UPDATE: Rescuers reach kayaker who was tossed into the Washougal River

He was ill-equipped for the cold, fast-moving water, says fire chief




Rescuers on Thursday evening reached a local kayaker who was dumped from his boat into the cold, fast-moving Washougal River near Southeast Blair Road, north of Washougal.

“He was very very lucky,” said Chief Scott Koehler with East County Fire & Rescue. “He was not injured. He was a little wet and a little cold, but not much worse for wear.”

The river was running high and fast after recent rains and snowmelt.

“The water’s kind of loud here,” an official radioed during the rescue.

Shortly after 5 p.m. Thursday, a resident of the area saw the man in the water, separated from the boat, and called 911.

Firefighters arrived in several minutes but saw that the man had pulled himself up on the bank on the other side of the river, the east side, away from immediate road access.

Brian Mull, about 30, of Washougal was later identified as the kayaker, said Sgt. Shane Gardner with the Clark County Sheriff’s Office.

Mull was first seen near Blair Road, which follows the Little Washougal River. The small river empties into the main river, Koehler said.

Officials walked down through the yard of a residence and were able to yell across to Mull, who said he wasn’t hurt and had been kayaking alone. Police offered to bring a boat to the scene, but rescuers told them to stand by as they made a plan to reach the man.

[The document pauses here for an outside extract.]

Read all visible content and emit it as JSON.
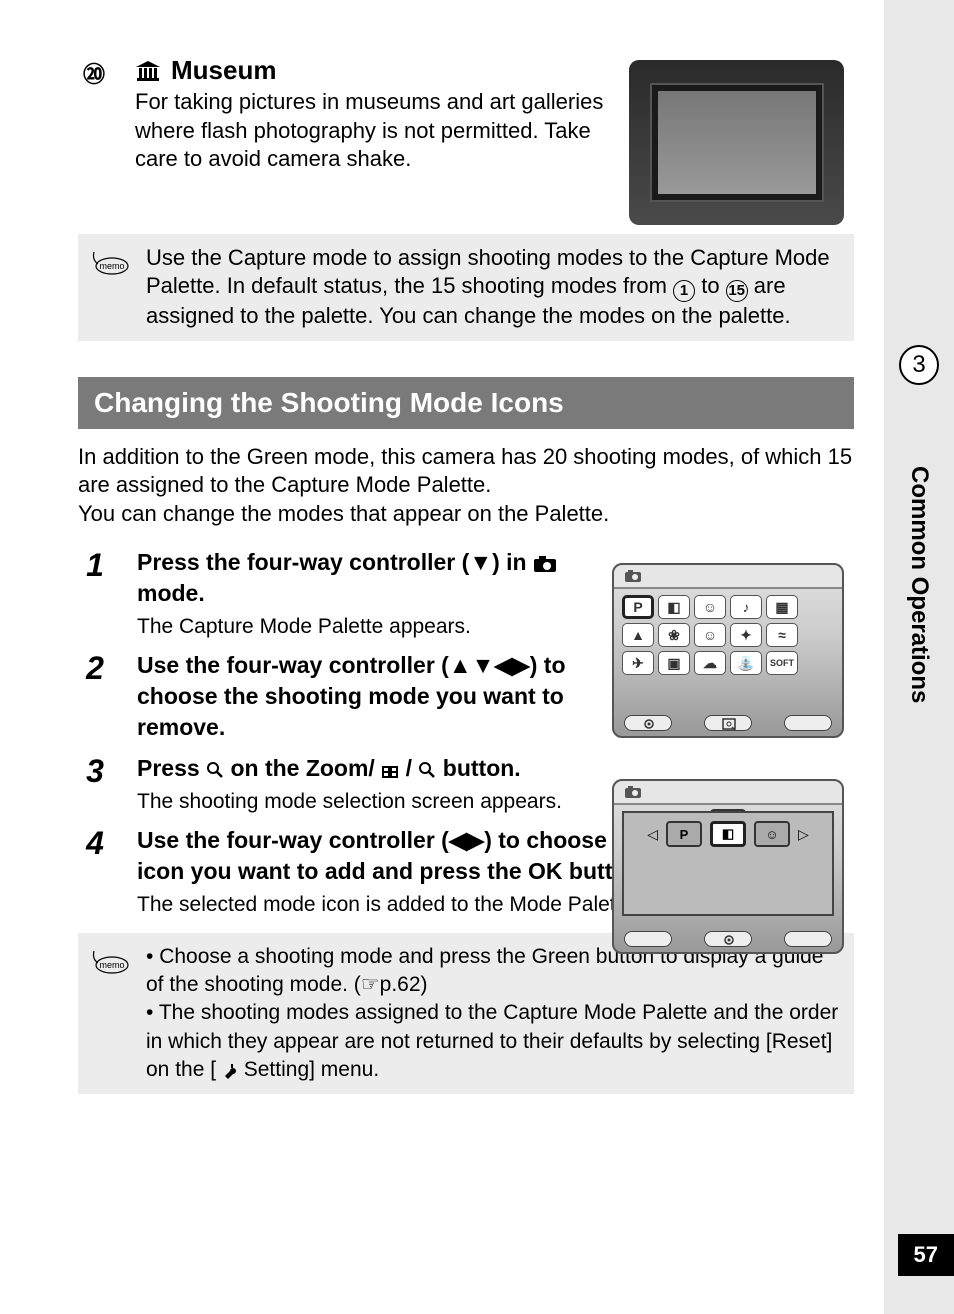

An area resident pointed out a newer skid path used for logging, and said that if the kayaker walked up it, he’d come to a house on a hill.

Rescuers then advised Mull to follow the path and sent officials to Cliffside Drive, just east of the main river.

Rescuers finally met with Mull by Cliffside. Police took him to his car.

With darkness approaching, Mull was fortunate to have been spotted quickly and taken from the woods in less than a half-hour, officials said.

He had been poorly equipped for the turbulent water, Koehler said. His boat wasn’t a real kayak but more of a leisure or play boat, and he wore no spray skirt to keep water out. The boat filled with water, tossed him out and he lost his paddle. The boat continued riding the waves downstream.

In addition, the man had no partner with him, which is a poor idea. And he wore a bicycle helmet and regular street clothes, not a wet suit, Koehler said.

“He was not set up for the caliber of river he was trying to run,” Koehler said. “It was a near miss. He could have been hurt very badly or succumbed to hypothermia.”

An especially grave danger with rivers, many veteran kayakers know, is what some call a “strainer,” such as a large tree with many branches that has fallen across and into a relatively deep, fast-moving river channel.

If a kayaker and boat become trapped in a strainer, the fast-moving water can push against them with enormous force, easily enough to twist and crumple a boat and drown a kayaker.

As for the boat, it later was seen downstream, caught on some rocks, a fire official said.

As of 9:15 p.m., Mull hadn’t recovered the boat, Gardner said.

John Branton: 360-735-4513 or john.branton@columbian.com.